- [Supplied entries]:
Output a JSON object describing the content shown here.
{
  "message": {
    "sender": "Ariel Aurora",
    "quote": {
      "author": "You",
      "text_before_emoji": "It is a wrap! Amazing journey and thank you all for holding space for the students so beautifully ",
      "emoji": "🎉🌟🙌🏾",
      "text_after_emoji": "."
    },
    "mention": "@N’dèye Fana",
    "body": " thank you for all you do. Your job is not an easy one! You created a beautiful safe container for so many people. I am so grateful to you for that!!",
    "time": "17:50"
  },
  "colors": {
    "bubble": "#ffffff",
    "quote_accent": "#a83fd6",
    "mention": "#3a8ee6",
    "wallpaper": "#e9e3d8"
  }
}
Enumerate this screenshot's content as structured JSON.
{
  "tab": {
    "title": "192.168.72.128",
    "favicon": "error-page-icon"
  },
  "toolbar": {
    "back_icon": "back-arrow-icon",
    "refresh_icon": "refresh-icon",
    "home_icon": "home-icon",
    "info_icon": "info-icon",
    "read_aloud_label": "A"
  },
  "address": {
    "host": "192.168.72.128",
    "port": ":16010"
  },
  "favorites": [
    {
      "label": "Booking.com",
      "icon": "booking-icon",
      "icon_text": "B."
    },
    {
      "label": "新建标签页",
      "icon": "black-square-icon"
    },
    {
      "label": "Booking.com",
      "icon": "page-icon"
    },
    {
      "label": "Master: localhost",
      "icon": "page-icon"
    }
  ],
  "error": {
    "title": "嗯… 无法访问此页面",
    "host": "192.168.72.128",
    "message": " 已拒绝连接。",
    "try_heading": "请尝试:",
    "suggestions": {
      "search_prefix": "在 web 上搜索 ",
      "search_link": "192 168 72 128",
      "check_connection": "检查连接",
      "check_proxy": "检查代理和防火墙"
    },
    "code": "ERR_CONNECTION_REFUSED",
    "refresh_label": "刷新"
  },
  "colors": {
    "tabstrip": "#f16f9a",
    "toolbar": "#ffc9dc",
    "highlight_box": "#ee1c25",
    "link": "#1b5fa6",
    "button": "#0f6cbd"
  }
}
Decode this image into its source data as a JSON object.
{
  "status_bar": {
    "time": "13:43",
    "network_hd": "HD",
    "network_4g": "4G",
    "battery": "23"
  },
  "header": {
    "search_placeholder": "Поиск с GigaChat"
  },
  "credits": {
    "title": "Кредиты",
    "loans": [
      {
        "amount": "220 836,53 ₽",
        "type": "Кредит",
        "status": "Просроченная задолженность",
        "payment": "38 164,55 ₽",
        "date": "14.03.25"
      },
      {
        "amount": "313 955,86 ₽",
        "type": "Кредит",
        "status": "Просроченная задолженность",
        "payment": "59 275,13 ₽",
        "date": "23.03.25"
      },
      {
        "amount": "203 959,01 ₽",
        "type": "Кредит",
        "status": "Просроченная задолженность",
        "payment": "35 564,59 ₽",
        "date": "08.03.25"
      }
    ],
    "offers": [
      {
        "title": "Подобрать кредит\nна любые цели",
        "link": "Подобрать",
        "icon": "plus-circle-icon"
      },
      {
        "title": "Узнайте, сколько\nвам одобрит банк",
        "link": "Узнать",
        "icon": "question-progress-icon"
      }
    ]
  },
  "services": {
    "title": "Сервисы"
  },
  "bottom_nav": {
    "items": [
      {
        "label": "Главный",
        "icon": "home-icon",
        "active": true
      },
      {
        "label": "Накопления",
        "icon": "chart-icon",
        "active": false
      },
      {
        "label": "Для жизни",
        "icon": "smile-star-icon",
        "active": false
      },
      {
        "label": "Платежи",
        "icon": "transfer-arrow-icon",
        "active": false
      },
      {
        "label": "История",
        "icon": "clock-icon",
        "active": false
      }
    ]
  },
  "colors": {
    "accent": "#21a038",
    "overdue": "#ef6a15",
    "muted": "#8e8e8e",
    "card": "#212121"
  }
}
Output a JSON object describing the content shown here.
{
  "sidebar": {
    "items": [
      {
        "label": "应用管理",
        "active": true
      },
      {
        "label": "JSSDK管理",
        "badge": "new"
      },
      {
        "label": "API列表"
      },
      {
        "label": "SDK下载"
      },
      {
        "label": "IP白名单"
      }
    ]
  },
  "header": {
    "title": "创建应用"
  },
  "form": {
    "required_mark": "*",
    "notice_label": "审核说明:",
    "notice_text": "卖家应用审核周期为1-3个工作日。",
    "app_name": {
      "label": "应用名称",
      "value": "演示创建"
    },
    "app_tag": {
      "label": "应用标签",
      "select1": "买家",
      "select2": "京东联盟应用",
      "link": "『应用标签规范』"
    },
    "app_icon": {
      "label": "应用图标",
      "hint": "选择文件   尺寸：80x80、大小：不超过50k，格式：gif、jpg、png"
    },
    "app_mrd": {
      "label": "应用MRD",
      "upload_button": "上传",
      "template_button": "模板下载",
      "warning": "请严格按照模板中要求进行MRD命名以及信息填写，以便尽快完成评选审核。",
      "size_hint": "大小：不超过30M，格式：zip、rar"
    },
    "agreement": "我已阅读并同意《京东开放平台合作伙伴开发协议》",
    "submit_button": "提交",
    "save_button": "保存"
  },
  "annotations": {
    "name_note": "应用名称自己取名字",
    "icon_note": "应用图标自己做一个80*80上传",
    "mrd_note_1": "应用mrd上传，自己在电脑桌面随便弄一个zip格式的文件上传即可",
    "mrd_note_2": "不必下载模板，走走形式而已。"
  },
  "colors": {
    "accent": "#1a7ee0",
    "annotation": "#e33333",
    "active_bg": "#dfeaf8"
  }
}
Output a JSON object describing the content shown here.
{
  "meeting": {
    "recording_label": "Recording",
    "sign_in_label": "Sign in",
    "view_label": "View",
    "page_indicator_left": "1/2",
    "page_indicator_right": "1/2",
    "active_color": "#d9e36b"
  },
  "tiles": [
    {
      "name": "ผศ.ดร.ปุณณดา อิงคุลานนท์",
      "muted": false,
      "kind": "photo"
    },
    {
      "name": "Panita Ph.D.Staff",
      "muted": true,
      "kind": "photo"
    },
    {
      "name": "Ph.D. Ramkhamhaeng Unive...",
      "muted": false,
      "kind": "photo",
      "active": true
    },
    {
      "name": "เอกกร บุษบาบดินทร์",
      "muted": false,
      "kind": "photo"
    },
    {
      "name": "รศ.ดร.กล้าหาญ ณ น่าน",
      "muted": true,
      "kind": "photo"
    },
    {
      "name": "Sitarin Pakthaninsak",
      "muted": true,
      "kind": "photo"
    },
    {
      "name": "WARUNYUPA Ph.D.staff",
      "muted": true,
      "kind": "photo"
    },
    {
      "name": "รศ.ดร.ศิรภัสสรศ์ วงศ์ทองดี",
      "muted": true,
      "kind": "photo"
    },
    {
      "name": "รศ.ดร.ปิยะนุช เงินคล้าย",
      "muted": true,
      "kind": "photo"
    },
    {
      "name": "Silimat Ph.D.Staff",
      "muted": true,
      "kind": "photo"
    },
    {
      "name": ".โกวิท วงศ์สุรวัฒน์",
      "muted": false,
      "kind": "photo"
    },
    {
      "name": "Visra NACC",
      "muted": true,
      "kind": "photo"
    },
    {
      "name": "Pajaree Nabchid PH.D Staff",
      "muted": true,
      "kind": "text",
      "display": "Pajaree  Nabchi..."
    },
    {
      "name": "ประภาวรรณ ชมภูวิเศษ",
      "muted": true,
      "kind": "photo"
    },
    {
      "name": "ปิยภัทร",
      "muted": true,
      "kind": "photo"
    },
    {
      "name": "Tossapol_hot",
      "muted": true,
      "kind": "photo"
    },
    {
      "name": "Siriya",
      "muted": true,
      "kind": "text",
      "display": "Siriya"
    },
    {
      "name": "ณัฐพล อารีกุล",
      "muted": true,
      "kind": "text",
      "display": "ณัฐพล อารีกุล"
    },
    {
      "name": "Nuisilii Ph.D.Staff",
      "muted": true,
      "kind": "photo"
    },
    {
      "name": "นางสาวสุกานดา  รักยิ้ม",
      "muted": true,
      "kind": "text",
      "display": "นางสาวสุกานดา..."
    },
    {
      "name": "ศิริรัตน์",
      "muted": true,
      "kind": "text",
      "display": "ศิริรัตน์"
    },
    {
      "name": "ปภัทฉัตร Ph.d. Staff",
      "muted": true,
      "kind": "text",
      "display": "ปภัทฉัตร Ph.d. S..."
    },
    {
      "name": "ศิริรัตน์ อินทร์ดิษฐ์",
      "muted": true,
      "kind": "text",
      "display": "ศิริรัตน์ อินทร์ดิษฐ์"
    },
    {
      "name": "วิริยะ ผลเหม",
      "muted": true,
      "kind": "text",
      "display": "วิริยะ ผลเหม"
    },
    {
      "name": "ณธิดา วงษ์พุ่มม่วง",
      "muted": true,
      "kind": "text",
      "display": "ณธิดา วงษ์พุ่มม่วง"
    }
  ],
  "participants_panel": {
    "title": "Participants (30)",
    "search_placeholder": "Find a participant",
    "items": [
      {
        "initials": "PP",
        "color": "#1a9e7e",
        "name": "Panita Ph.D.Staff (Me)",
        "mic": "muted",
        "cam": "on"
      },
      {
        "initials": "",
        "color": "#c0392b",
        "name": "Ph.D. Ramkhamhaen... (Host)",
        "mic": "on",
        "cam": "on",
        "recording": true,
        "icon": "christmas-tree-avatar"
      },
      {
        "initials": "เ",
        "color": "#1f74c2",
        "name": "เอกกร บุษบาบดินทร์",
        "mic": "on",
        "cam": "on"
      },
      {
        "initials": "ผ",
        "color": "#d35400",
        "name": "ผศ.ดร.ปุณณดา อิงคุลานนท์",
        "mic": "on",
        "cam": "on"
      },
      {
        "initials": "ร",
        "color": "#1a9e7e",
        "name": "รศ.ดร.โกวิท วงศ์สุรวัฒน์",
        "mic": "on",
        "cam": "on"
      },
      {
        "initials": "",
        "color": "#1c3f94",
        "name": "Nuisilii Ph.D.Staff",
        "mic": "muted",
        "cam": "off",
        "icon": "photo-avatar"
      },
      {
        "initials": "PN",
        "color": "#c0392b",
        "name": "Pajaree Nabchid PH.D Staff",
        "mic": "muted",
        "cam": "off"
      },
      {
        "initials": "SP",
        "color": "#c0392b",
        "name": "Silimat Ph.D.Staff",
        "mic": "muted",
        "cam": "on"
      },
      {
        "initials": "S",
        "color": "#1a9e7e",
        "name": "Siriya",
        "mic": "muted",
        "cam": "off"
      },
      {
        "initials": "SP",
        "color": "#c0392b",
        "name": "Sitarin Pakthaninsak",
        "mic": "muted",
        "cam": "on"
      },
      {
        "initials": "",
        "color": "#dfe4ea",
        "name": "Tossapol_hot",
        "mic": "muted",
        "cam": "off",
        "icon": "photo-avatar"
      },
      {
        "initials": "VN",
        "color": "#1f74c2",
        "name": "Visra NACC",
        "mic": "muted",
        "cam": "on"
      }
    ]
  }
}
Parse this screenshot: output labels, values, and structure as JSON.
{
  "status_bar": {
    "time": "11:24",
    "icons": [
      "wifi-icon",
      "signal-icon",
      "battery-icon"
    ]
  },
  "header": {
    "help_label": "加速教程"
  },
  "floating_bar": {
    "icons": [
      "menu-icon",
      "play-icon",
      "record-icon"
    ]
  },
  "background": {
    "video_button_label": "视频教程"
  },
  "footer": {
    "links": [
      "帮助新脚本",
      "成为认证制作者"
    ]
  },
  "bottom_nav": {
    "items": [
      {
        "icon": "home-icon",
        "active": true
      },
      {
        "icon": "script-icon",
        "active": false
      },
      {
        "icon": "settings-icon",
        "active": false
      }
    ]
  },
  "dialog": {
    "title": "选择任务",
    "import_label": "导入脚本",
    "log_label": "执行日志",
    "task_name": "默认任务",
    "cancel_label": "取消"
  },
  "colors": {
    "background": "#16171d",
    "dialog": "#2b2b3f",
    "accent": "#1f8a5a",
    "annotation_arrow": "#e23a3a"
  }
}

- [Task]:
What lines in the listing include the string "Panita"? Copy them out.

- [Task answer]:
      "name": "Panita Ph.D.Staff",
        "name": "Panita Ph.D.Staff (Me)",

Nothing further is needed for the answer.